Breath of the Sea
Sunday, I got out my heaviest wool sweater, scratchy and brown, and officially gave in to winter. It was a from-the-ground-up process, starting with the bulky Baffins, the big blue boots have sat in my bedroom since spring, never making it to the box in the closet — as if they could on their own! — reminding me that we live in a place of seasons. I have had them for several years, but it was only last winter I wore them enough that they no longer felt like those “boxes without topses” that were sandals for "My Darlin' Clementine." I became accustomed to them, no longer having to measure my steps carefully, especially on stairs or driving.
There are heavy black mittens, awkward, stiff, gotten for a pittance in a ski shop years ago. The slashed price I soon understood; they are the only things that truly keep my hands warm but they are too hot on all but the coldest days. More importantly, it is impossible to do anything, including getting the other on or off, while wearing them. Headed to the beach, I thought of myself first as Charlie Brown, the comic strip character, bundled in his overcoat and hat, spinning on a frozen puddle, wondering how he would ever get back on his feet.
Then I realized, no, I was a character from a child's book of the world, a woman of Mongolia or Lapland or some cold, cold region. The materials were mostly wrong but for the hand-knitted sweater and hat and endless loop of a scarf, but I still had the big boots, the leggings, the coverall skirt, all of the things that make walking down the road the short distance to the beach an odd exercise.
The morning had been cold, the deepest of cold combined with the brightest of suns, a morning when that layer of moisture that lies on the surface of the sea cannot be contained. It rises not in wispy trails, or even the thickening fog from a witch's active caldron, but in great billows, blindingly white in the early sun. It happens most winters to some degree and I usually find myself recalling that frigid cold time when I could see from my kitchen window the cold vapor rising beyond the Southeast Lighthouse.
Sunday I opened my eyes, looked over my toes, and saw a wall of that illuminated white rising from the ocean beyond my neighbor's farmhouse. It was pouring off open water to the east and I adjusted the alarm and pulled the covers tighter. The wind was carrying it, and in the far distance the frozen breath of the sea was floating up from below the bluffs.
It was cold, stunningly cold, although I did not yet know it was the unusual-for-Block-Island truly below zero, before the dreaded wind chill was added. The sun was shining, flooding in these south-facing windows that are my salvation in winter.
There had been a fishing boat offshore all night, its lights even brighter than usual, so strong they were not just casting shadows of curtains on my walls but reflecting in the heavy plastic storm shutters of one of the houses on the road to the beach. Its rigging barely showed through the cold vapor, two of the night's complement of lights still shining through, the eyes of an other-worldly beast.
I had thought the night before, as the temperature dropped, that it would be wise to move my car out to the front yard where it would be warmed by the forecast morning sun, but it was cold and sort of snowing and even the dog was not interested in staying out for long, so I did not bother.

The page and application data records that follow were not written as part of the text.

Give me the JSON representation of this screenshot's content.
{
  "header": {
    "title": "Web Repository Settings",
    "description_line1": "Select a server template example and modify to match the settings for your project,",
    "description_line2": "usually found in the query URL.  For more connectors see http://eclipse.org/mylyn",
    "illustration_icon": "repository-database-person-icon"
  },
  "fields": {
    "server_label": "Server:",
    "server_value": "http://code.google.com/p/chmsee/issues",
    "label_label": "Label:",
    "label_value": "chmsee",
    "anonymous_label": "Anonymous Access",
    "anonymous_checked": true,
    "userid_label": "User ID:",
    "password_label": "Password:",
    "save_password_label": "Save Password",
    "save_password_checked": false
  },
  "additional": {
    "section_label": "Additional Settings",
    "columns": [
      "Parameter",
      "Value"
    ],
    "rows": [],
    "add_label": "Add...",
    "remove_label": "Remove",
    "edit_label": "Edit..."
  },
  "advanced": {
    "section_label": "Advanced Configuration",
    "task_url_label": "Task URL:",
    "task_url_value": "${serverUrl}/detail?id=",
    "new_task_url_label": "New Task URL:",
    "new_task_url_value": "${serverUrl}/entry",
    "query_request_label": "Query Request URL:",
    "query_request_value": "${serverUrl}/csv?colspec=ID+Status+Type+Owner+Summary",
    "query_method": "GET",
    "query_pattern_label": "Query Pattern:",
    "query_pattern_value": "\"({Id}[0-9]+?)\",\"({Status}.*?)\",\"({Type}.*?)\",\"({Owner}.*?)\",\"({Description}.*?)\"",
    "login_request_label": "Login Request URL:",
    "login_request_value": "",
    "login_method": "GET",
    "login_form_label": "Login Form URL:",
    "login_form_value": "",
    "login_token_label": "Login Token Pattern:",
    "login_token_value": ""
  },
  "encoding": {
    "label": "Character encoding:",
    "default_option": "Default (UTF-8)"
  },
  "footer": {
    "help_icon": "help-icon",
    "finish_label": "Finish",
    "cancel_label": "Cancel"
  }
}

Sunday morning the car refused to start. Luckily, the neighbor was about and came over and after some adjusting of cables and admonishments of “don't do that” and applications of WD40 to get the hood securely closed, when the temperature was up three degrees, and still below zero, I was on my way and he was off to check on... who knows what.
I really did have to go, I'd told people we were not canceling church, biting my tongue and stopping short of “We're New Englanders!” And we had a guest speaker flying over, we'd better show up, at least a few of us!

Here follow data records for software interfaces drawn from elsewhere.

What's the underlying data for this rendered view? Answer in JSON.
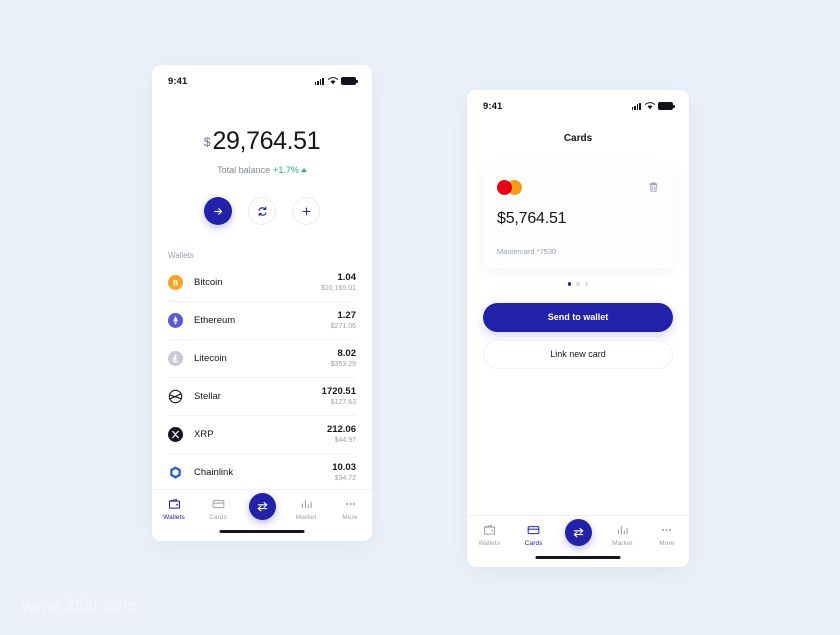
{
  "background_color": "#ebf1fa",
  "accent_color": "#2222a8",
  "positive_color": "#23b187",
  "watermark": "www.25xt.com",
  "phone_wallets": {
    "status_bar": {
      "time": "9:41",
      "signal_icon": "cellular-bars-icon",
      "wifi_icon": "wifi-icon",
      "battery_icon": "battery-full-icon"
    },
    "balance": {
      "currency_symbol": "$",
      "amount": "29,764.51",
      "label": "Total balance",
      "change": "+1.7%",
      "trend_icon": "caret-up-icon"
    },
    "actions": [
      {
        "name": "send-button",
        "icon": "arrow-right-icon",
        "style": "primary"
      },
      {
        "name": "exchange-button",
        "icon": "refresh-icon",
        "style": "ghost"
      },
      {
        "name": "add-button",
        "icon": "plus-icon",
        "style": "ghost"
      }
    ],
    "wallets_section_label": "Wallets",
    "wallets": [
      {
        "name": "Bitcoin",
        "icon": "bitcoin-icon",
        "amount": "1.04",
        "usd": "$10,165.01"
      },
      {
        "name": "Ethereum",
        "icon": "ethereum-icon",
        "amount": "1.27",
        "usd": "$271.06"
      },
      {
        "name": "Litecoin",
        "icon": "litecoin-icon",
        "amount": "8.02",
        "usd": "$353.29"
      },
      {
        "name": "Stellar",
        "icon": "stellar-icon",
        "amount": "1720.51",
        "usd": "$127.63"
      },
      {
        "name": "XRP",
        "icon": "xrp-icon",
        "amount": "212.06",
        "usd": "$44.97"
      },
      {
        "name": "Chainlink",
        "icon": "chainlink-icon",
        "amount": "10.03",
        "usd": "$34.72"
      }
    ],
    "tabs": [
      {
        "label": "Wallets",
        "icon": "wallet-icon",
        "active": true
      },
      {
        "label": "Cards",
        "icon": "card-icon",
        "active": false
      },
      {
        "label": "",
        "icon": "exchange-icon",
        "fab": true
      },
      {
        "label": "Market",
        "icon": "bar-chart-icon",
        "active": false
      },
      {
        "label": "More",
        "icon": "ellipsis-icon",
        "active": false
      }
    ]
  },
  "phone_cards": {
    "status_bar": {
      "time": "9:41",
      "signal_icon": "cellular-bars-icon",
      "wifi_icon": "wifi-icon",
      "battery_icon": "battery-full-icon"
    },
    "title": "Cards",
    "card": {
      "brand_icon": "mastercard-icon",
      "delete_icon": "trash-icon",
      "amount": "$5,764.51",
      "meta": "Mastercard *7530"
    },
    "pagination": {
      "count": 3,
      "active_index": 0
    },
    "primary_button": "Send to wallet",
    "secondary_button": "Link new card",
    "tabs": [
      {
        "label": "Wallets",
        "icon": "wallet-icon",
        "active": false
      },
      {
        "label": "Cards",
        "icon": "card-icon",
        "active": true
      },
      {
        "label": "",
        "icon": "exchange-icon",
        "fab": true
      },
      {
        "label": "Market",
        "icon": "bar-chart-icon",
        "active": false
      },
      {
        "label": "More",
        "icon": "ellipsis-icon",
        "active": false
      }
    ]
  }
}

It was brutally cold and the wind was blasting out of the west. The Harbor Church is big and old and on a hill next to the ocean and such buildings are not easy to heat under the best of circumstances. Maybe when it is cold we should host bake-a-thons or chili cook-offs, which leads to the “secret” of these big kitchens in these old houses — they didn't freeze because they were in constant use.
Later, it got worse.
Suffice it to say you know it is deep winter on Block Island when the early morning “Hallelujah!” email carries news of plumbers on their way.
Today it was an improbable 55 degrees warmer than it was Sunday morning, when “smoke on the water” was so often evoked there seemed to be a following chorus of “a fire in the sky” that guitar riff so famous it is known even by those of us with no idea what a “riff” is.
The forecast is for the rollercoaster we often ride in February, that makes me long for a steady but calm cold, the perfect winter of soft snow and cardinals, of steady cool weather without the terrible cutting wind that is our life, that season that likely exists only in my imagination.
Last year I thought it a fluke, an oddity, when on March 1 there was light in the sky and snow on the ground, when I decided I did not want winter to end. I think it has happened two weeks earlier this year.